**Work order**:
Every record is to be duplicated exactly as it reads, without its images.

**Entries shown**:
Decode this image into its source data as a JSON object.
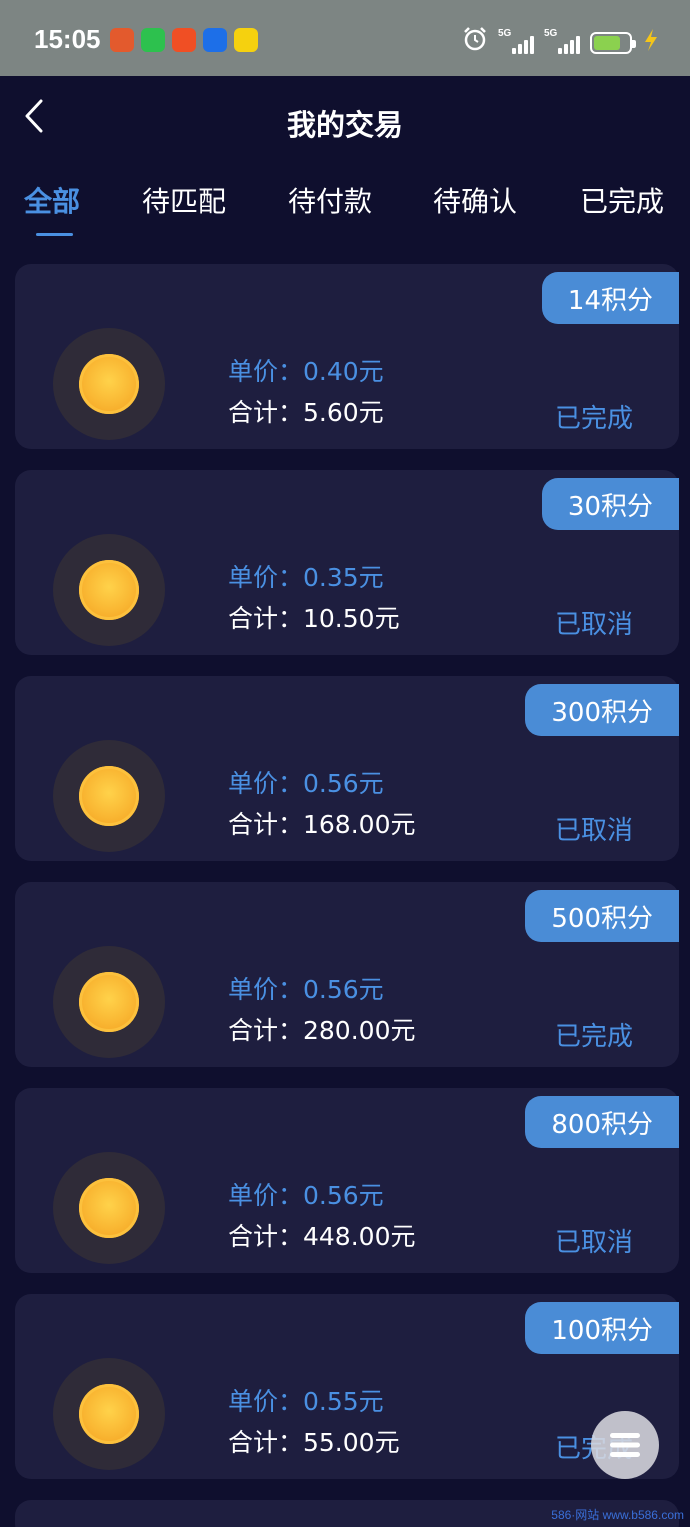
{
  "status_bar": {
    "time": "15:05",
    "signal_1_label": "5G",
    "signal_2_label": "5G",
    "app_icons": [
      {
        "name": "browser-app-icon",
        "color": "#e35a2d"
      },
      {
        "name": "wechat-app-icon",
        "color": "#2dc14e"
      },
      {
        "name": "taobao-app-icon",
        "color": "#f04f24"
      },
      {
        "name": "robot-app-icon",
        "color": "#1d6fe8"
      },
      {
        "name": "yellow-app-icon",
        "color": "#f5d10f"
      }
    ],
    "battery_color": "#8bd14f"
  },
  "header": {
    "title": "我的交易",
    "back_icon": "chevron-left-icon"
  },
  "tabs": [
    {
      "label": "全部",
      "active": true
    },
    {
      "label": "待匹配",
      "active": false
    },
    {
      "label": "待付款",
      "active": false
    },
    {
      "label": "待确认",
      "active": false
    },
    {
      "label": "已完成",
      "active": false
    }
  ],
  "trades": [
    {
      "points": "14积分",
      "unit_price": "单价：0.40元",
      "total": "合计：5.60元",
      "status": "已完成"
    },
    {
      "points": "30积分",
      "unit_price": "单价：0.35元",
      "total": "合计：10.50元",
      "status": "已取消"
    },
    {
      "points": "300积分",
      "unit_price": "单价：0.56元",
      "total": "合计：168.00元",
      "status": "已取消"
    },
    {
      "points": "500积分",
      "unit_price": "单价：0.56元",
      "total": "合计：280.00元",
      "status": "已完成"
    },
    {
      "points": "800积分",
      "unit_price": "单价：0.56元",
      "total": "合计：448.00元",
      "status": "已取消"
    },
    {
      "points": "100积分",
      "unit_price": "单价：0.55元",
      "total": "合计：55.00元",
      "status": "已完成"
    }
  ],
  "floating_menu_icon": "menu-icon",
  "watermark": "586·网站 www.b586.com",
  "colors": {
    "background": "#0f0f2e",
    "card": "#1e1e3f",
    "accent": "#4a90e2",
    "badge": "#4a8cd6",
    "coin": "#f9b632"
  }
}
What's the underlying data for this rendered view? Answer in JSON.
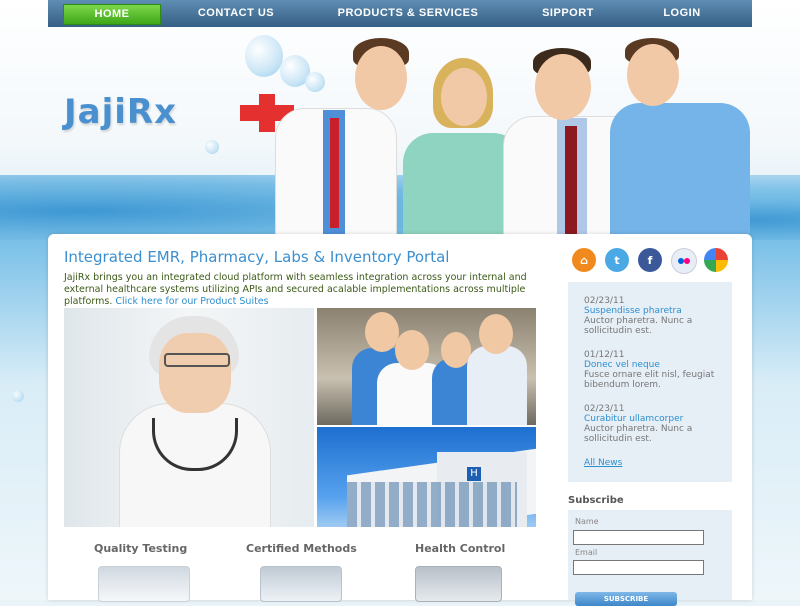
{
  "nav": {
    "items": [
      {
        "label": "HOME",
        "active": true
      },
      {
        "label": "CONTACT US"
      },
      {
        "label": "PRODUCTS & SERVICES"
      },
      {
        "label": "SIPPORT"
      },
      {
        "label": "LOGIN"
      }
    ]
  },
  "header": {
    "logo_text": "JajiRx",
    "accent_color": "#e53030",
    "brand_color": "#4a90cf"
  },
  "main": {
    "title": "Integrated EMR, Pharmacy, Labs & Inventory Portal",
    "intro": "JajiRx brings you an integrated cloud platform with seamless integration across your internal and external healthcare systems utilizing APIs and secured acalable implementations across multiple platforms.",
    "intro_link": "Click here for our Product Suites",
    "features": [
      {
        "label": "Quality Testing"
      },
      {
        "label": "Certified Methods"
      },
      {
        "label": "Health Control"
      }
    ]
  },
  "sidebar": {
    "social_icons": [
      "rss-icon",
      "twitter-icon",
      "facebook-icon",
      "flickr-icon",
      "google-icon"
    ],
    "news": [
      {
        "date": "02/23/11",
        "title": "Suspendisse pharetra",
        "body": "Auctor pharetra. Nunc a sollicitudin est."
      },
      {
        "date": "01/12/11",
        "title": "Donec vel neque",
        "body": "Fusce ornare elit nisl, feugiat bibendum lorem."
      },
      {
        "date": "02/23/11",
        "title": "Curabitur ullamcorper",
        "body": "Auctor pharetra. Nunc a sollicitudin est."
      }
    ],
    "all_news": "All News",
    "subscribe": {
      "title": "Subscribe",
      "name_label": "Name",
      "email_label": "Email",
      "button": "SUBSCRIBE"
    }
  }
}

**Response**:
Decode this image into its source data as a JSON object.
{
  "status_bar": {
    "time": "15:05",
    "signal_1_label": "5G",
    "signal_2_label": "5G",
    "app_icons": [
      {
        "name": "browser-app-icon",
        "color": "#e35a2d"
      },
      {
        "name": "wechat-app-icon",
        "color": "#2dc14e"
      },
      {
        "name": "taobao-app-icon",
        "color": "#f04f24"
      },
      {
        "name": "robot-app-icon",
        "color": "#1d6fe8"
      },
      {
        "name": "yellow-app-icon",
        "color": "#f5d10f"
      }
    ],
    "battery_color": "#8bd14f"
  },
  "header": {
    "title": "我的交易",
    "back_icon": "chevron-left-icon"
  },
  "tabs": [
    {
      "label": "全部",
      "active": true
    },
    {
      "label": "待匹配",
      "active": false
    },
    {
      "label": "待付款",
      "active": false
    },
    {
      "label": "待确认",
      "active": false
    },
    {
      "label": "已完成",
      "active": false
    }
  ],
  "trades": [
    {
      "points": "14积分",
      "unit_price": "单价：0.40元",
      "total": "合计：5.60元",
      "status": "已完成"
    },
    {
      "points": "30积分",
      "unit_price": "单价：0.35元",
      "total": "合计：10.50元",
      "status": "已取消"
    },
    {
      "points": "300积分",
      "unit_price": "单价：0.56元",
      "total": "合计：168.00元",
      "status": "已取消"
    },
    {
      "points": "500积分",
      "unit_price": "单价：0.56元",
      "total": "合计：280.00元",
      "status": "已完成"
    },
    {
      "points": "800积分",
      "unit_price": "单价：0.56元",
      "total": "合计：448.00元",
      "status": "已取消"
    },
    {
      "points": "100积分",
      "unit_price": "单价：0.55元",
      "total": "合计：55.00元",
      "status": "已完成"
    }
  ],
  "floating_menu_icon": "menu-icon",
  "watermark": "586·网站 www.b586.com",
  "colors": {
    "background": "#0f0f2e",
    "card": "#1e1e3f",
    "accent": "#4a90e2",
    "badge": "#4a8cd6",
    "coin": "#f9b632"
  }
}
What's the underlying data for this rendered view? Answer in JSON.
{
  "nav": {
    "items": [
      {
        "label": "HOME",
        "active": true
      },
      {
        "label": "CONTACT US"
      },
      {
        "label": "PRODUCTS & SERVICES"
      },
      {
        "label": "SIPPORT"
      },
      {
        "label": "LOGIN"
      }
    ]
  },
  "header": {
    "logo_text": "JajiRx",
    "accent_color": "#e53030",
    "brand_color": "#4a90cf"
  },
  "main": {
    "title": "Integrated EMR, Pharmacy, Labs & Inventory Portal",
    "intro": "JajiRx brings you an integrated cloud platform with seamless integration across your internal and external healthcare systems utilizing APIs and secured acalable implementations across multiple platforms.",
    "intro_link": "Click here for our Product Suites",
    "features": [
      {
        "label": "Quality Testing"
      },
      {
        "label": "Certified Methods"
      },
      {
        "label": "Health Control"
      }
    ]
  },
  "sidebar": {
    "social_icons": [
      "rss-icon",
      "twitter-icon",
      "facebook-icon",
      "flickr-icon",
      "google-icon"
    ],
    "news": [
      {
        "date": "02/23/11",
        "title": "Suspendisse pharetra",
        "body": "Auctor pharetra. Nunc a sollicitudin est."
      },
      {
        "date": "01/12/11",
        "title": "Donec vel neque",
        "body": "Fusce ornare elit nisl, feugiat bibendum lorem."
      },
      {
        "date": "02/23/11",
        "title": "Curabitur ullamcorper",
        "body": "Auctor pharetra. Nunc a sollicitudin est."
      }
    ],
    "all_news": "All News",
    "subscribe": {
      "title": "Subscribe",
      "name_label": "Name",
      "email_label": "Email",
      "button": "SUBSCRIBE"
    }
  }
}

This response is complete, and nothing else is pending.